Eye Contact

9780822335597: Hardback
Release Date: 25th January 2006

9780822335726: Paperback
Release Date: 25th January 2006

88 illus. (including 22 duotones), 1 map

Dimensions: 155 x 235

Number of Pages: 336

Series Objects/Histories

Duke University Press Books

Eye Contact

Photographing Indigenous Australians

Hardback / £92.00
Paperback / £24.99

An indigenous reservation in the colony of Victoria, Australia, the Coranderrk Aboriginal Station was a major site of cross-cultural contact the mid-nineteenth century and early twentieth. Coranderrk was located just outside Melbourne, and from its opening in the 1860s the colonial government commissioned many photographs of its Aboriginal residents. The photographs taken at Coranderrk Station circulated across the western world; they were mounted in exhibition displays and classified among other ethnographic “data” within museum collections. The immense Coranderrk photographic archive is the subject of this detailed, richly illustrated examination of the role of visual imagery in the colonial project. Offering close readings of the photographs in the context of Australian history and nineteenth- and early-twentieth-century photographic practice, Jane Lydon reveals how western society came to understand Aboriginal people through these images. At the same time, she demonstrates that the photos were not solely a tool of colonial exploitation. The residents of Coranderrk had a sophisticated understanding of how they were portrayed, and they became adept at manipulating their representations.

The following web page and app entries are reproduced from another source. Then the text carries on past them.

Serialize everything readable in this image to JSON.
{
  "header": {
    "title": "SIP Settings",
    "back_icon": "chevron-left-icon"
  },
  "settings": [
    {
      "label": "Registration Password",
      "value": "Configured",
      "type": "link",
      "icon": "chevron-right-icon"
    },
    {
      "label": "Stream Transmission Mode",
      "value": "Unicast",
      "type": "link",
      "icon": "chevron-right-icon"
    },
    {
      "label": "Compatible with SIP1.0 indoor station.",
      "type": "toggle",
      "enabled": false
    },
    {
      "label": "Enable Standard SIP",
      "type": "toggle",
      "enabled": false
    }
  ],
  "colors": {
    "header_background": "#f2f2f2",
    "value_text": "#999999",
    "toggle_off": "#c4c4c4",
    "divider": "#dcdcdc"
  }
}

Lydon shows how the photographic portrayals of the Aboriginal residents of Coranderrk changed over time, reflecting various ideas of the colonial mission—from humanitarianism to control to assimilation. In the early twentieth century, the images were used on stereotypical postcards circulated among the white population, showing what appeared to be compliant, transformed Aboriginal subjects. The station closed in 1924 and disappeared from public view until it was rediscovered by scholars years later. Aboriginal Australians purchased the station in 1998, and, as Lydon describes, today they are using the Coranderrk photographic archive in new ways, to identify family members and tell stories of their own.

List of Illustrations ix
Preface xiii
Acknowledgments xxv
Introduction: Colonialism, Photography, Mimesis 1
1. "This Civilising Experiment": Charles Walter, Missionaries, and Photographic Theater 33
2. Science and Visuality: "Communicating Correct Ideas" 73
3. Time Traps: Defining Aboriginality during the 1870s–1880s 122
4. Works Like a Clock 176
5. Coranderrk Reappears 214
Epilogue 248
Notes 253
Bibliography 271
Index 295

Jane Lydon is a postdoctoral fellow at the Centre for Australian Indigenous Studies at Monash University in Melbourne. She is the author of Many Inventions: The Chinese in the Rocks, 1890–1930 and a coeditor of Object Lessons: Archaeology and Heritage in Australia (forthcoming).

“Jane Lydon’s meticulous investigation of the role of photography in the cross-cultural engagement that took place at Coranderrk from the mid-nineteenth century to the early twentieth century unfolds with a narrative drive. The community at Coranderrk comes alive. We care about the residents, how they have been represented in successive periods, and how their descendants now use the photographs to reclaim the past and construct their own narratives.”—Roslyn Poignant, author of Professional Savages: Captive Lives and Western Spectacle

“What makes this study especially rich and important is the way Jane Lydon takes full advantage of photographic theory without imposing it reductively or simplistically. This is particularly impressive because she shows in very nuanced ways that different photographs were produced for different reasons at different times and that these photos embody various ideas about Aboriginality and science.”—David Prochaska, coauthor of Beyond East and West: Seven Transnational Artists

Eye Contact is . . . a welcome entrant into the interdisciplinary arena of material culture study intersecting with photographic history. It clears a path through a landscape of nostalgia littered with the pictorial histories and genres of illustrated then-and-now documentation. . . . [T]his book brings out this body of photographic work to sit within a soundly researched historical context, and provides useful discussions on the ways in which the photographs meanings were constructed for specific purposes.”

Joanna Sassoon
History of Photography

“[A] rich verbal and visual text. . . . By tying colonial-era photography to the institutions within which it took place and historicizing the shifting contexts of composition, production, and distribution for the images themselves, Lydon’s beautifully produced monograph makes a significant contribution to understanding colonial photographic practice.”

Daniel Fisher
Anthropology and Humanism

“I found Lydon’s book to be a resounding success: it is an enjoyable read; an important, well-timed contribution to the disciplinary fields of history, photography, and anthropology; and an especially welcome addition to scholarship that examines the power of media practices to produce and re-imagine meaning.”

Sabra Thorner, Visual Anthropology Review

“This is a well written book, intelligently conceived and well argued. It is theoretically sophisticated while remaining accessible.”

Peggy Brock
Journal of Colonialism and Colonial History